And that’s exactly what we have.
Jesus Christ joined the human race so he could become our substitute.
He lived the life we should have lived, obeying every one of God’s commands from the heart.
That means he won God’s favor and secured a place in heaven for us.
His righteousness was charged to our accounts, so that we with all our sins and failures are declared righteous.
What happened to our sin?
God charged it to Jesus’s account, he absorbed the penalty, and died in our place on the cross.
It’s all paid for.
We stand forgiven and accepted because of the work of our Savior.
Talk to me.
How many times have you valued being right, having the last word, being firm and in control?
If you’re like me, many times.
Has anyone told you that sounds an awful lot like self-love?
We are born legalists. We love law. We delight in being right.
“That’s not fair!” shouts a crying child when another yanks her toy away.
Our legal hearts demand what is right and fair. And where does that come from? From God’s law. We’re all born with an innate sense of right and wrong. That’s because God stamped his image on us, and even though we are sinners and live with a distorted view of God, remnants of it are still there like a shattered mirror.
Satan takes full advantage of our dilemma and, as a cunning rascal, pronounces us guilty every chance he gets and demands payment for our sins. And if we’re not watchful, we’ll fall into the trap and believe it’s up to us to fix ourselves.
This can happen a million times a day.
If your thoughts are negative, accusatory, pointing out other people’s faults, blaming others, devaluing the people in your life, dishonoring them, and demanding your rights and your way, you’re listening to the devil.
Resentment and bitterness produce a heavy heart and a broody attitude, all of which indicate you’ve moved away from the gospel – Christ’s righteousness for you.
Remember, Christ showers you with grace and mercy every moment of every day because he’s paid for your sins.
We’re happy and grateful to accept that truth for us, but what’s shocking is he also gives that same grace and mercy to the people around us that are hard to live with!
So instead of resentment and bitterness, let’s give forgiveness and peace; instead of rehearsing our wounds, let’s release them to the Lord at the cross, and walk away; instead of blaming others, let’s talk about our faults first and see what happens.
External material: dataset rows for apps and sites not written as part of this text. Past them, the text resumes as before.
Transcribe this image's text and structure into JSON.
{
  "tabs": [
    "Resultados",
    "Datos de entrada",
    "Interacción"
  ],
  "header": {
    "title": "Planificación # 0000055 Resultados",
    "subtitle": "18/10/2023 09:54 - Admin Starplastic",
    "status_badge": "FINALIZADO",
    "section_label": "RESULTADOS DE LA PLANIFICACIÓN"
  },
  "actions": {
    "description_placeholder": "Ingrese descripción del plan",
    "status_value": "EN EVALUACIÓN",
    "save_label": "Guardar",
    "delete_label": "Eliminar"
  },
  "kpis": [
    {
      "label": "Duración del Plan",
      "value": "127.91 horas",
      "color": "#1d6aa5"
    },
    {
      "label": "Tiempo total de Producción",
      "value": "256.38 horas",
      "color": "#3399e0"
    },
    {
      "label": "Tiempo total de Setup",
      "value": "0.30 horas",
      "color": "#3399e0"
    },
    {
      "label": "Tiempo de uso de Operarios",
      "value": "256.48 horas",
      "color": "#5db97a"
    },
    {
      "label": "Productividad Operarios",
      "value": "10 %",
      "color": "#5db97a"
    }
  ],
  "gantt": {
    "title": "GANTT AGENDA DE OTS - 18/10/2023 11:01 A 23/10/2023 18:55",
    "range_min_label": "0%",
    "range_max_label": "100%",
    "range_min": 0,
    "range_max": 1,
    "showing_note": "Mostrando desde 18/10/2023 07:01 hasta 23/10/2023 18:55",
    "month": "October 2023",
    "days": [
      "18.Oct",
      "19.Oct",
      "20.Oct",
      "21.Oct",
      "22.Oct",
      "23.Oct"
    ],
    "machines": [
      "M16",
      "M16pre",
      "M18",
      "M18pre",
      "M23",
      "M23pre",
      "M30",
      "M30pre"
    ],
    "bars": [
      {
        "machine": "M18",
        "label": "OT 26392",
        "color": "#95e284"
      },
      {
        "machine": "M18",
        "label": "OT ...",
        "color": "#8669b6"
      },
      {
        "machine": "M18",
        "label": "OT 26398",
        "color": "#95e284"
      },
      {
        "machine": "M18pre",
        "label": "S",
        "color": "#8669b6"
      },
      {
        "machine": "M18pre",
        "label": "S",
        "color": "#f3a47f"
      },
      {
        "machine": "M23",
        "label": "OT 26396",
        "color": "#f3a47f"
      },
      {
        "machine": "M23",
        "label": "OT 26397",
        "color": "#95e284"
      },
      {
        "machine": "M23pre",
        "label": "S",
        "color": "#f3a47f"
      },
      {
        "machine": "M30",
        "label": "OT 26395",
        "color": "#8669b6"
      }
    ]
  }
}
Since the judge of the universe has declared us righteous in Christ, we can be vulnerable with others and not be afraid of their response.
Make these your Christmas presents this month!
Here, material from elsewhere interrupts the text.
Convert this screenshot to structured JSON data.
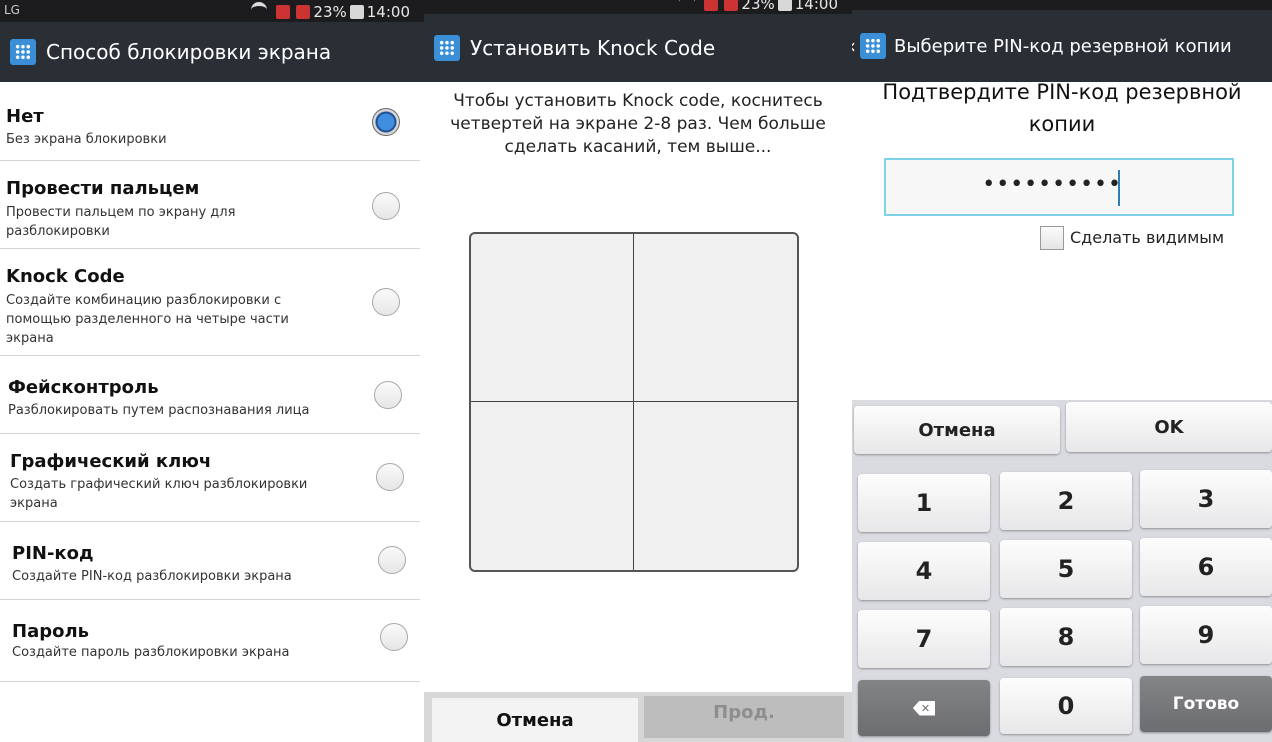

Talk to me.
This past Sunday the sermon was brilliant but wrong.
Instead of leaving us with the joyful reminder that through faith alone in Christ we are forgiven and loved by God, he left us with an application to live better as Christians.
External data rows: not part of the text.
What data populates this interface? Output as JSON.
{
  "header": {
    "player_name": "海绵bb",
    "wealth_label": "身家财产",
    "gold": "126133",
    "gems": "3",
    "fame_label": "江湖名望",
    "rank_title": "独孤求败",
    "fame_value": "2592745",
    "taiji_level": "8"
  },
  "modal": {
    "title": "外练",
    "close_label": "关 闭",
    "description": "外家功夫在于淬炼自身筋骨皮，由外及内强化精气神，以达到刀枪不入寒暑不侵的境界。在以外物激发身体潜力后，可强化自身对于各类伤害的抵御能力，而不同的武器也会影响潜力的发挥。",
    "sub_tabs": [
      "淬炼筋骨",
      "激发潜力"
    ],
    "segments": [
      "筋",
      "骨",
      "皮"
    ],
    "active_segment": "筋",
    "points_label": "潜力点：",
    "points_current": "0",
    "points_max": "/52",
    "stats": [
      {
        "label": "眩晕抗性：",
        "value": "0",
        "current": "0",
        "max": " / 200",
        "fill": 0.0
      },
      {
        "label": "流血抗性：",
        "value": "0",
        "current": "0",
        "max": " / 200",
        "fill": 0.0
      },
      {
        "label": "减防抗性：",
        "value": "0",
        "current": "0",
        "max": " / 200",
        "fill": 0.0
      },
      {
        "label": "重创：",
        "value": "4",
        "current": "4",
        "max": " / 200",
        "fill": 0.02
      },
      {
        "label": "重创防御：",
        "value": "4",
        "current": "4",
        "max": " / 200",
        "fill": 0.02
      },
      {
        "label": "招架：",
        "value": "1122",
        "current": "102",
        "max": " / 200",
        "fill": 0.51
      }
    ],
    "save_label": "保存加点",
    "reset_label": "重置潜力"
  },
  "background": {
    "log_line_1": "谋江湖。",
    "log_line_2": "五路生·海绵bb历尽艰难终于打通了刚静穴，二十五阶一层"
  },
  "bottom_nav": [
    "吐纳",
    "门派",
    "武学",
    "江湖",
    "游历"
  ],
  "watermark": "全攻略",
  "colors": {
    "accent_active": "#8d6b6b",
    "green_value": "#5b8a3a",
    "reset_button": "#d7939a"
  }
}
We got good advice instead of good news.
I went home feeling heavy. The law does that to me. I walked away from church with the weight of my sins on my mind and felt wretched because my joy had left me.
It wasn’t until the next day that I went back to the same passage to read it in its context (rule #1 of bible study), and then I carefully read the verses that were the theme of the sermon. When I read the last verse of the chapter, the truth of the gospel exploded in my heart and I was set free again. The entire point of the passage was having faith in Christ!
The pastor longs to shepherd a healthy church. I get it. We can all improve, I know that, too. But the only way to do that is to go deeper in the gospel, marvel more at what Christ has done for us which would lead to loving him more.
We didn’t need an application lesson.
That’s the Holy Spirit’s job anyway.
I tell this story because if you’re not watchful, you might go home with law instead of gospel. It happens in most churches these days. There’s a huge push to be relevant, practical and captivating. People expect a take-away every Sunday.
What is more significant?
Coming to church to serve others or coming so God can serve you from his Word, bread and cup?
Coming for the fellowship with other Christians or communing with God through Word, sacrament and prayer?
Opportunities to work and serve abound, but on God’s day, he summons us to sit and listen and eat and take delight in him. He has prepared a table before us and he is host and server.
Don’t let anybody take that away from you.
Talk to me.